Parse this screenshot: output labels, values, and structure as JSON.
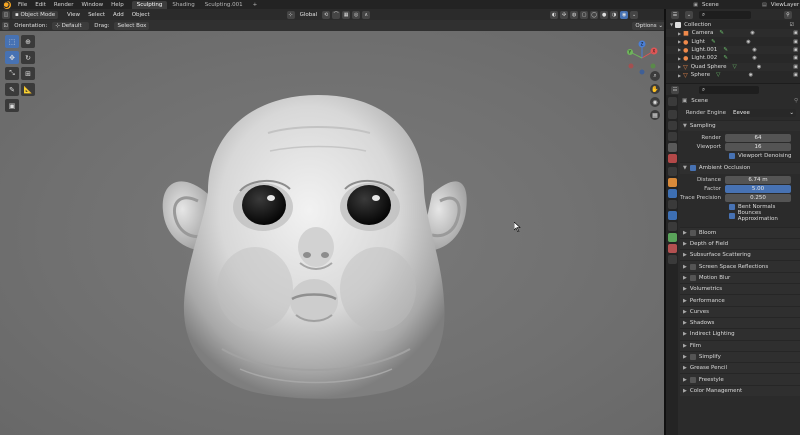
{
  "topbar": {
    "menus": [
      "File",
      "Edit",
      "Render",
      "Window",
      "Help"
    ],
    "workspaces": [
      "Sculpting",
      "Shading",
      "Sculpting.001"
    ],
    "add_tab": "+",
    "scene": "Scene",
    "view_layer": "ViewLayer"
  },
  "viewport_header": {
    "mode": "Object Mode",
    "menus": [
      "View",
      "Select",
      "Add",
      "Object"
    ],
    "transform": "Global"
  },
  "tool_settings": {
    "orientation_label": "Orientation:",
    "orientation_value": "Default",
    "drag_label": "Drag:",
    "drag_value": "Select Box",
    "options": "Options"
  },
  "gizmo": {
    "x": "X",
    "y": "Y",
    "z": "Z"
  },
  "outliner": {
    "collection": "Collection",
    "items": [
      {
        "name": "Camera",
        "icon_color": "#c8c8c8",
        "mod_color": "#6cbf6c"
      },
      {
        "name": "Light",
        "icon_color": "#c8c8c8",
        "mod_color": "#6cbf6c"
      },
      {
        "name": "Light.001",
        "icon_color": "#c8c8c8",
        "mod_color": "#6cbf6c"
      },
      {
        "name": "Light.002",
        "icon_color": "#c8c8c8",
        "mod_color": "#6cbf6c"
      },
      {
        "name": "Quad Sphere",
        "icon_color": "#f08a4b",
        "mod_color": "#6cbf6c"
      },
      {
        "name": "Sphere",
        "icon_color": "#f08a4b",
        "mod_color": "#6cbf6c"
      }
    ]
  },
  "properties": {
    "breadcrumb": "Scene",
    "render_engine_label": "Render Engine",
    "render_engine_value": "Eevee",
    "sampling": {
      "title": "Sampling",
      "render_label": "Render",
      "render_value": "64",
      "viewport_label": "Viewport",
      "viewport_value": "16",
      "denoise_label": "Viewport Denoising"
    },
    "ao": {
      "title": "Ambient Occlusion",
      "distance_label": "Distance",
      "distance_value": "6.74 m",
      "factor_label": "Factor",
      "factor_value": "5.00",
      "trace_label": "Trace Precision",
      "trace_value": "0.250",
      "bent_label": "Bent Normals",
      "bounces_label": "Bounces Approximation"
    },
    "sections": [
      {
        "label": "Bloom",
        "checkbox": true
      },
      {
        "label": "Depth of Field",
        "checkbox": false
      },
      {
        "label": "Subsurface Scattering",
        "checkbox": false
      },
      {
        "label": "Screen Space Reflections",
        "checkbox": true
      },
      {
        "label": "Motion Blur",
        "checkbox": true
      },
      {
        "label": "Volumetrics",
        "checkbox": false
      },
      {
        "label": "Performance",
        "checkbox": false
      },
      {
        "label": "Curves",
        "checkbox": false
      },
      {
        "label": "Shadows",
        "checkbox": false
      },
      {
        "label": "Indirect Lighting",
        "checkbox": false
      },
      {
        "label": "Film",
        "checkbox": false
      },
      {
        "label": "Simplify",
        "checkbox": true
      },
      {
        "label": "Grease Pencil",
        "checkbox": false
      },
      {
        "label": "Freestyle",
        "checkbox": true
      },
      {
        "label": "Color Management",
        "checkbox": false
      }
    ]
  }
}
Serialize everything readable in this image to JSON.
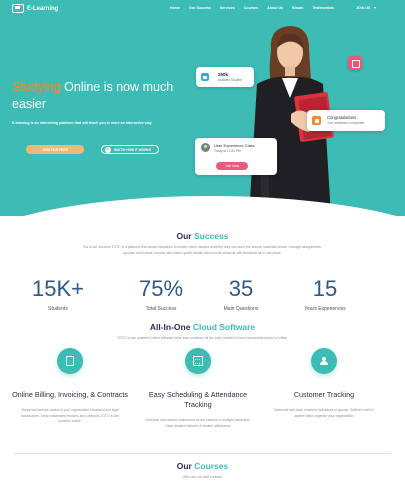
{
  "nav": {
    "brand": "E-Learning",
    "links": [
      "Home",
      "Our Success",
      "Services",
      "Courses",
      "About Us",
      "Blouts",
      "Testimonials"
    ],
    "join": "JOIN US"
  },
  "hero": {
    "title_highlight": "Studying",
    "title_rest": " Online is now much easier",
    "description": "E-learning is an interesting platform that will teach you in more an interactive way",
    "btn_free": "JOIN FOR FREE",
    "btn_watch": "WATCH HOW IT WORKS",
    "students_count": "250k",
    "students_label": "Assisted Student",
    "congrats_title": "Congratulations",
    "congrats_sub": "Your admission completed",
    "class_title": "User Experience Class",
    "class_sub": "Today at 12.00 PM",
    "class_btn": "Join Now"
  },
  "success": {
    "title_plain": "Our ",
    "title_accent": "Success",
    "description": "Ets is our success TOTC is a platform that allows educators to create online classes whereby they can store the course materials online; manage assignments, quizzes and exams; monitor due dates; grade results and provide students with feedback all in one place.",
    "stats": [
      {
        "value": "15K+",
        "label": "Students"
      },
      {
        "value": "75%",
        "label": "Total Success"
      },
      {
        "value": "35",
        "label": "Main Questions"
      },
      {
        "value": "15",
        "label": "Years Experiences"
      }
    ]
  },
  "software": {
    "title_plain": "All-In-One ",
    "title_accent": "Cloud Software",
    "description": "TOTC is one powerful online software suite that combines all the tools needed to run a successful school or office.",
    "features": [
      {
        "icon": "document-icon",
        "title": "Online Billing, Invoicing, & Contracts",
        "desc": "Simple and secure control of your organization's financial and legal transactions. Send customized invoices and contracts TOTC is one powerful online."
      },
      {
        "icon": "calendar-icon",
        "title": "Easy Scheduling & Attendance Tracking",
        "desc": "Schedule and reserve classrooms at one campus or multiple campuses. Keep detailed records of student attendance"
      },
      {
        "icon": "users-icon",
        "title": "Customer Tracking",
        "desc": "Automate and track emails to individuals or groups. Skilline's built-in system helps organize your organization"
      }
    ]
  },
  "courses": {
    "title_plain": "Our ",
    "title_accent": "Courses",
    "subtitle": "Who are our best courses"
  },
  "colors": {
    "teal": "#3dbcb6",
    "orange": "#f48a26",
    "navy": "#2d5a86",
    "pink": "#e85a7e"
  }
}
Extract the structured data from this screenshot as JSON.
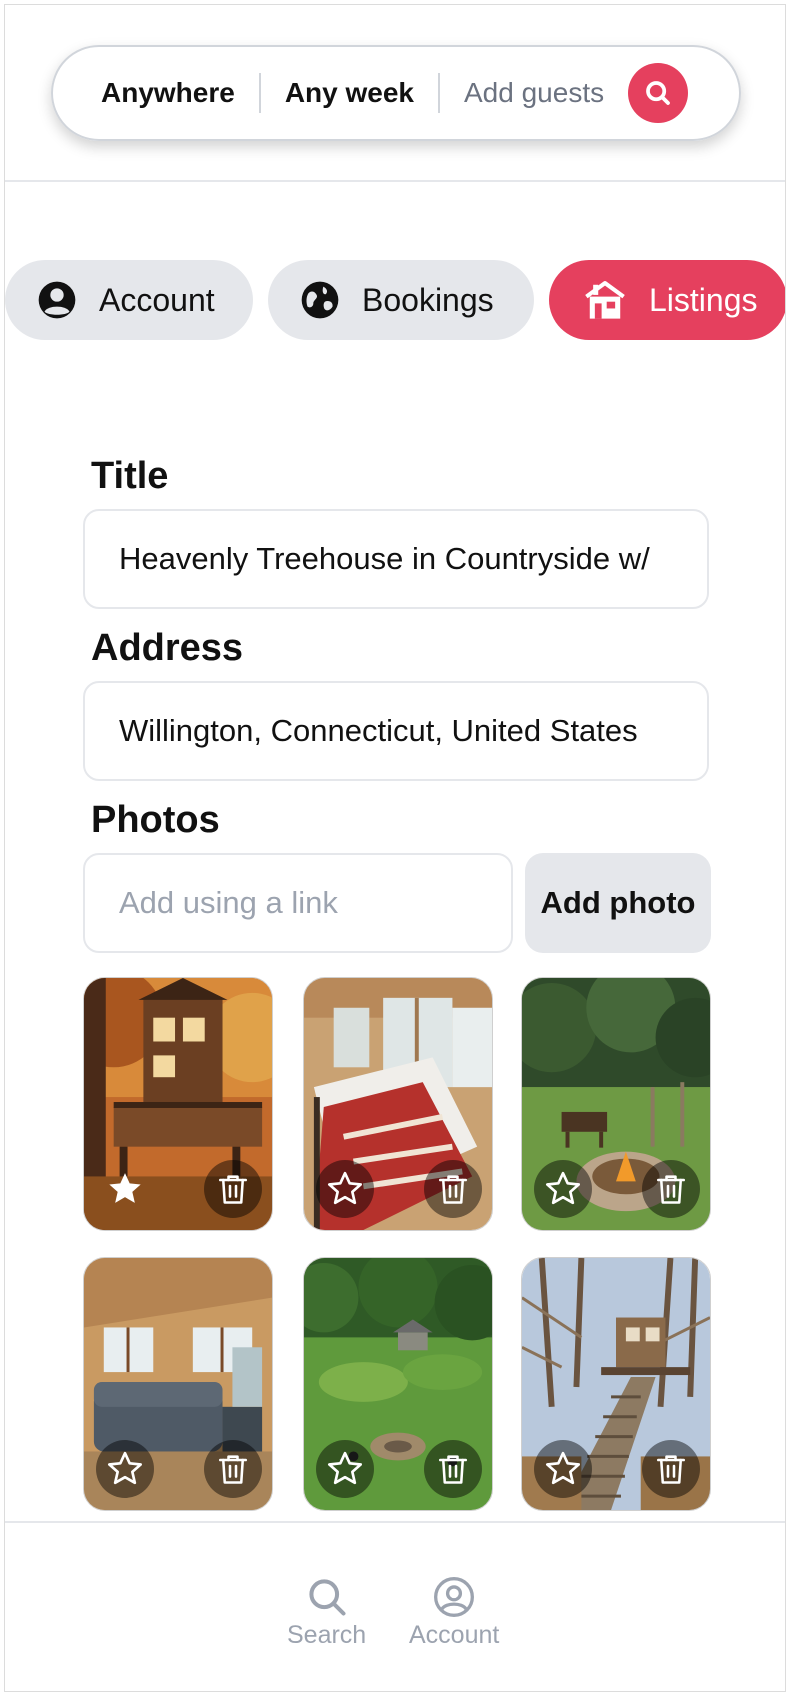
{
  "search_bar": {
    "location": "Anywhere",
    "week": "Any week",
    "guests_placeholder": "Add guests",
    "button_icon": "search-icon"
  },
  "tabs": [
    {
      "label": "Account",
      "icon": "user-circle-icon",
      "active": false
    },
    {
      "label": "Bookings",
      "icon": "globe-icon",
      "active": false
    },
    {
      "label": "Listings",
      "icon": "house-icon",
      "active": true
    }
  ],
  "form": {
    "title_label": "Title",
    "title_value": "Heavenly Treehouse in Countryside w/",
    "address_label": "Address",
    "address_value": "Willington, Connecticut, United States",
    "photos_label": "Photos",
    "photo_link_placeholder": "Add using a link",
    "add_photo_button": "Add photo"
  },
  "photos": [
    {
      "subject": "treehouse exterior",
      "starred": true
    },
    {
      "subject": "bedroom",
      "starred": false
    },
    {
      "subject": "fire pit yard",
      "starred": false
    },
    {
      "subject": "living room",
      "starred": false
    },
    {
      "subject": "garden aerial",
      "starred": false
    },
    {
      "subject": "staircase to treehouse",
      "starred": false
    }
  ],
  "bottom_nav": {
    "search_label": "Search",
    "account_label": "Account"
  },
  "colors": {
    "accent": "#e5405e",
    "tab_bg": "#e5e7eb",
    "muted_text": "#9ca3af"
  }
}
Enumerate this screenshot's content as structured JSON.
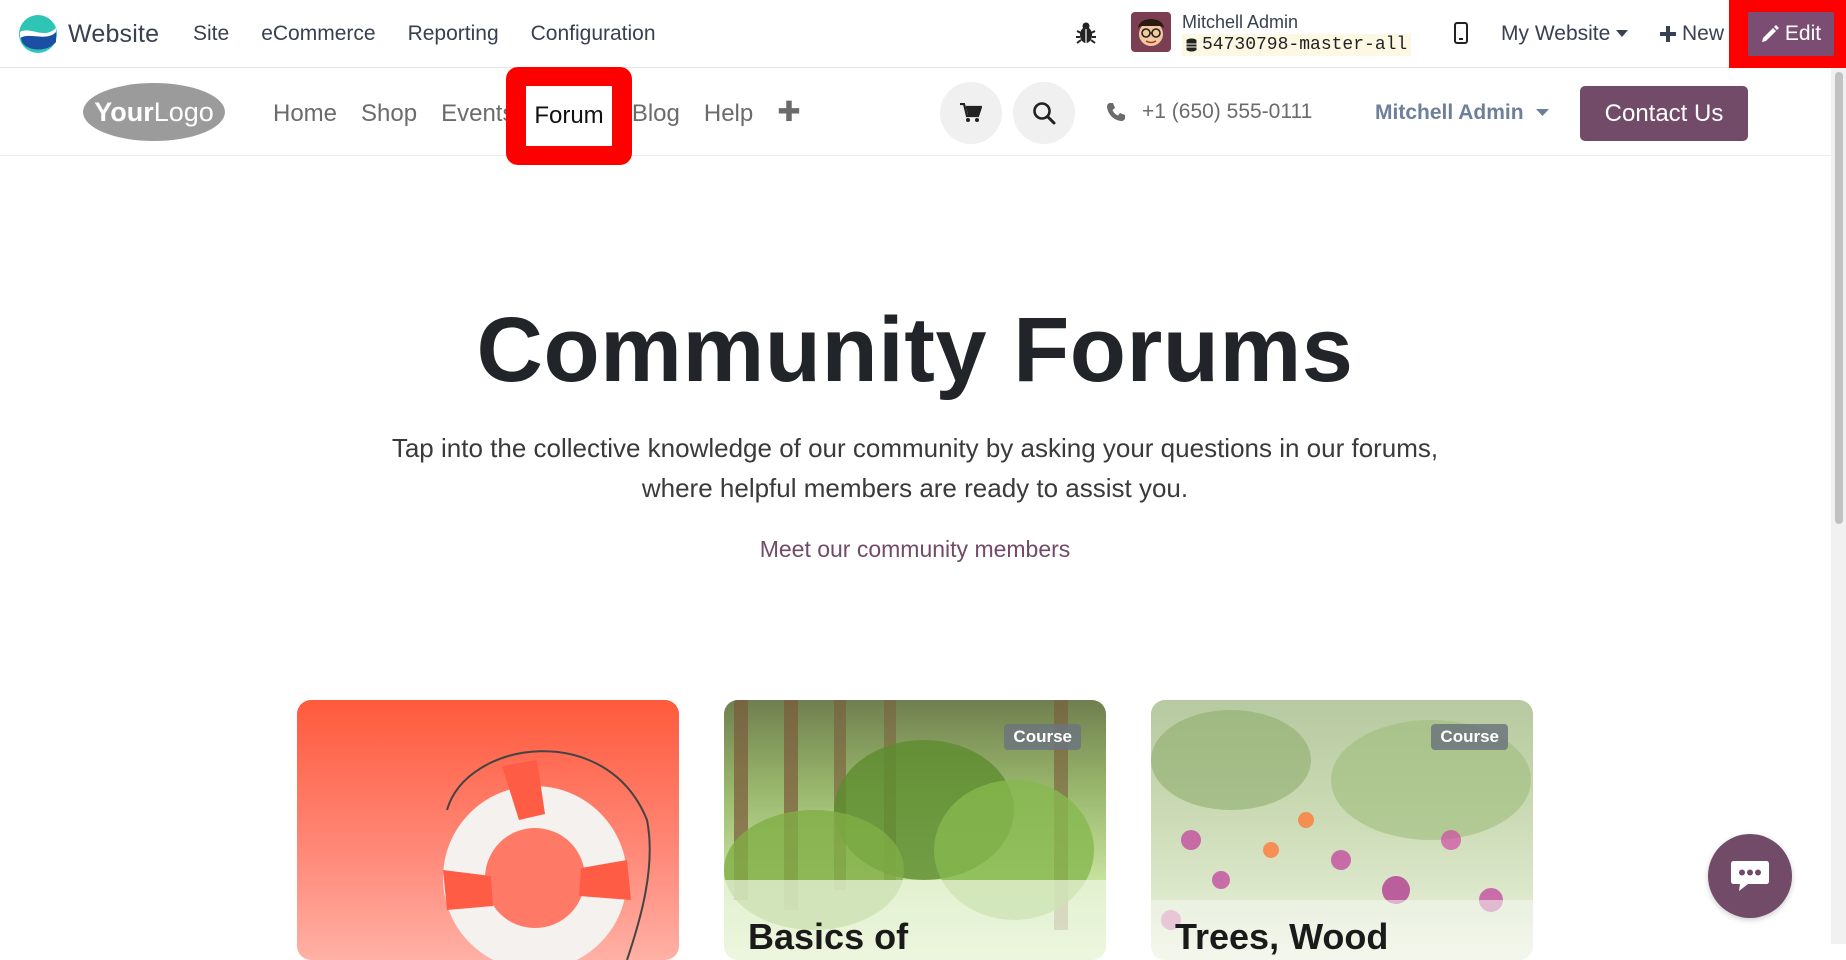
{
  "topbar": {
    "app_name": "Website",
    "menu": [
      "Site",
      "eCommerce",
      "Reporting",
      "Configuration"
    ],
    "user_name": "Mitchell Admin",
    "db_name": "54730798-master-all",
    "website_selector": "My Website",
    "new_label": "New",
    "edit_label": "Edit"
  },
  "sitenav": {
    "logo_text": "YourLogo",
    "links": [
      "Home",
      "Shop",
      "Events",
      "Forum",
      "Blog",
      "Help"
    ],
    "active_link": "Forum",
    "phone": "+1 (650) 555-0111",
    "user_dropdown": "Mitchell Admin",
    "contact_label": "Contact Us"
  },
  "hero": {
    "title": "Community Forums",
    "subtitle_line1": "Tap into the collective knowledge of our community by asking your questions in our forums,",
    "subtitle_line2": "where helpful members are ready to assist you.",
    "link": "Meet our community members"
  },
  "cards": [
    {
      "badge": "",
      "title": ""
    },
    {
      "badge": "Course",
      "title": "Basics of"
    },
    {
      "badge": "Course",
      "title": "Trees, Wood"
    }
  ],
  "colors": {
    "brand_purple": "#714b67",
    "highlight_red": "#ff0000",
    "edit_purple": "#7b4d72"
  }
}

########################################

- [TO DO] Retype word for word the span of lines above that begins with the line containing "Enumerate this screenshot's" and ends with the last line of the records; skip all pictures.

- [THE COMPLETED TASK]
Enumerate this screenshot's content as structured JSON.
{
  "topbar": {
    "app_name": "Website",
    "menu": [
      "Site",
      "eCommerce",
      "Reporting",
      "Configuration"
    ],
    "user_name": "Mitchell Admin",
    "db_name": "54730798-master-all",
    "website_selector": "My Website",
    "new_label": "New",
    "edit_label": "Edit"
  },
  "sitenav": {
    "logo_text": "YourLogo",
    "links": [
      "Home",
      "Shop",
      "Events",
      "Forum",
      "Blog",
      "Help"
    ],
    "active_link": "Forum",
    "phone": "+1 (650) 555-0111",
    "user_dropdown": "Mitchell Admin",
    "contact_label": "Contact Us"
  },
  "hero": {
    "title": "Community Forums",
    "subtitle_line1": "Tap into the collective knowledge of our community by asking your questions in our forums,",
    "subtitle_line2": "where helpful members are ready to assist you.",
    "link": "Meet our community members"
  },
  "cards": [
    {
      "badge": "",
      "title": ""
    },
    {
      "badge": "Course",
      "title": "Basics of"
    },
    {
      "badge": "Course",
      "title": "Trees, Wood"
    }
  ],
  "colors": {
    "brand_purple": "#714b67",
    "highlight_red": "#ff0000",
    "edit_purple": "#7b4d72"
  }
}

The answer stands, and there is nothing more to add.